Nairobi, Kenya • July 13th, 2015
Today we drove to the Mathare Child Development Center where a local Kenyan named Jane showed us around the school and church. She was incredibly inspirational, helping almost 1,500 kids each day. It all started in 1999 when 12 boys who had been rooting through garbage for food came to help Jane clean up the church that her and her husband were starting. Jane and her husband fed the boys bread and tea. Each week, more and more children would come to help clean the church, so Jane and her husband started a feeding program with help from local sponsors and American donors.

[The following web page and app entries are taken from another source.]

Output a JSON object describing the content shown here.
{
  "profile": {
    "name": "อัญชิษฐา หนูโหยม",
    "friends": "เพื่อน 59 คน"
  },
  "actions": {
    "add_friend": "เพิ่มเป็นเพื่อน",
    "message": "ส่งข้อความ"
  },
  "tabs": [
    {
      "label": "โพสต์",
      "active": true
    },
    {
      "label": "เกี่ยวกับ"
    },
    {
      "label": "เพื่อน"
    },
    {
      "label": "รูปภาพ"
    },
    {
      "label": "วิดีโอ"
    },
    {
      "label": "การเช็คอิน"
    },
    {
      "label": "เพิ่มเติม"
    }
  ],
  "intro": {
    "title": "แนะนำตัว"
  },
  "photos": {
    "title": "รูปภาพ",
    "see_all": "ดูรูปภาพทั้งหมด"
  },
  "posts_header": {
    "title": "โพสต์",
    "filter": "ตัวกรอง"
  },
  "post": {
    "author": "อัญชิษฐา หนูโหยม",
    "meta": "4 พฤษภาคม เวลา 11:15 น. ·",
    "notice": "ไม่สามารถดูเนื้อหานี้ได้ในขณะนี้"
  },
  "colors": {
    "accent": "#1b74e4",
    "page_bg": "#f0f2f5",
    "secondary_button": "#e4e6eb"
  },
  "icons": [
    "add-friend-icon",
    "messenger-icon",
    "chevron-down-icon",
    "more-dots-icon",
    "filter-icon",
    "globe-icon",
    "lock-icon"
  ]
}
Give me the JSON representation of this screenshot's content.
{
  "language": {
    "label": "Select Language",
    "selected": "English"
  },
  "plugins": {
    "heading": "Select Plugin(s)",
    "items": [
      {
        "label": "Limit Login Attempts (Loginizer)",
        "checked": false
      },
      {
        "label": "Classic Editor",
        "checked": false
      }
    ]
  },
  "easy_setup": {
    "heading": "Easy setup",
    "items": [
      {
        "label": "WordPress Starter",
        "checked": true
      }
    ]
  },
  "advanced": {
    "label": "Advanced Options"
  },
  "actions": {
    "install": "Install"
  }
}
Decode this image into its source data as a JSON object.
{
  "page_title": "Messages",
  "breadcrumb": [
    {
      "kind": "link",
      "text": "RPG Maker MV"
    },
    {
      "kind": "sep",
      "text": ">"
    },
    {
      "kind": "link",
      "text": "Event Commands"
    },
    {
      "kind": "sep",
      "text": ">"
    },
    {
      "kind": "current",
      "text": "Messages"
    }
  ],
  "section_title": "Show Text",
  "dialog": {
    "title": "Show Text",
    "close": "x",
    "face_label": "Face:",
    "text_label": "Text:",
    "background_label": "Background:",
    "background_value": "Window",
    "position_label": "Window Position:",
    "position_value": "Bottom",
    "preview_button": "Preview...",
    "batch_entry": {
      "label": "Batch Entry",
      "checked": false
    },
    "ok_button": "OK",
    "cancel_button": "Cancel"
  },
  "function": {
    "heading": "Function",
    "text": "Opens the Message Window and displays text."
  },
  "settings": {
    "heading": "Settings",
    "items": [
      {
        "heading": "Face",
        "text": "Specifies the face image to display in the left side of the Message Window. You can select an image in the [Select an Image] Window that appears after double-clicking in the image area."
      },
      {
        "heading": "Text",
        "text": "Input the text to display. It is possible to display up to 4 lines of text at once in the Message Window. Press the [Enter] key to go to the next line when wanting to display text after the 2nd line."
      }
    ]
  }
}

They kept building and expanding and now they have a primary school with multiple classrooms and a kitchen in addition to a secondary school and clinic at another location. Preschoolers crowded around us during their tea break and chanted “mazungu” while they laughed and waved. We left the school and headed into the slums, escorted by Jane, Joshua, David, and a few older teenage boys who grew up in the slums. All these boys were so smart, gracious, and kind, despite having been raised in deplorable conditions. I fought back tears in the slums as we walked among trash, human waste, and still, dirty water. Kids ran around barefoot. Baby clothes hanging to dry among the houses were heartbreaking to see because they made me think about a child being raised in such an awful place.
However, the kids were still so unbelievable happy, giggling and smiling as they began to follow our group through the tiny spaces between sheet metal homes.
Jane shared with us that many of the girls in her school had been raped in the slums simply because the spaces in between the homes were so small that if a man came to rape you, you couldn’t even turn around to get away. Jane knew everyone, and they were all happy to see her and so clearly grateful for the work she is doing for their community. She went to the house of a paralyzed woman to pray for her specifically. The house was a few pieces of sheet metal propped above a dirt floor with a single mattress on it.
Seeing such largescale poverty is often disheartening, but then you meet people like Jane or Alice who are helping in such huge ways and it is inspiring.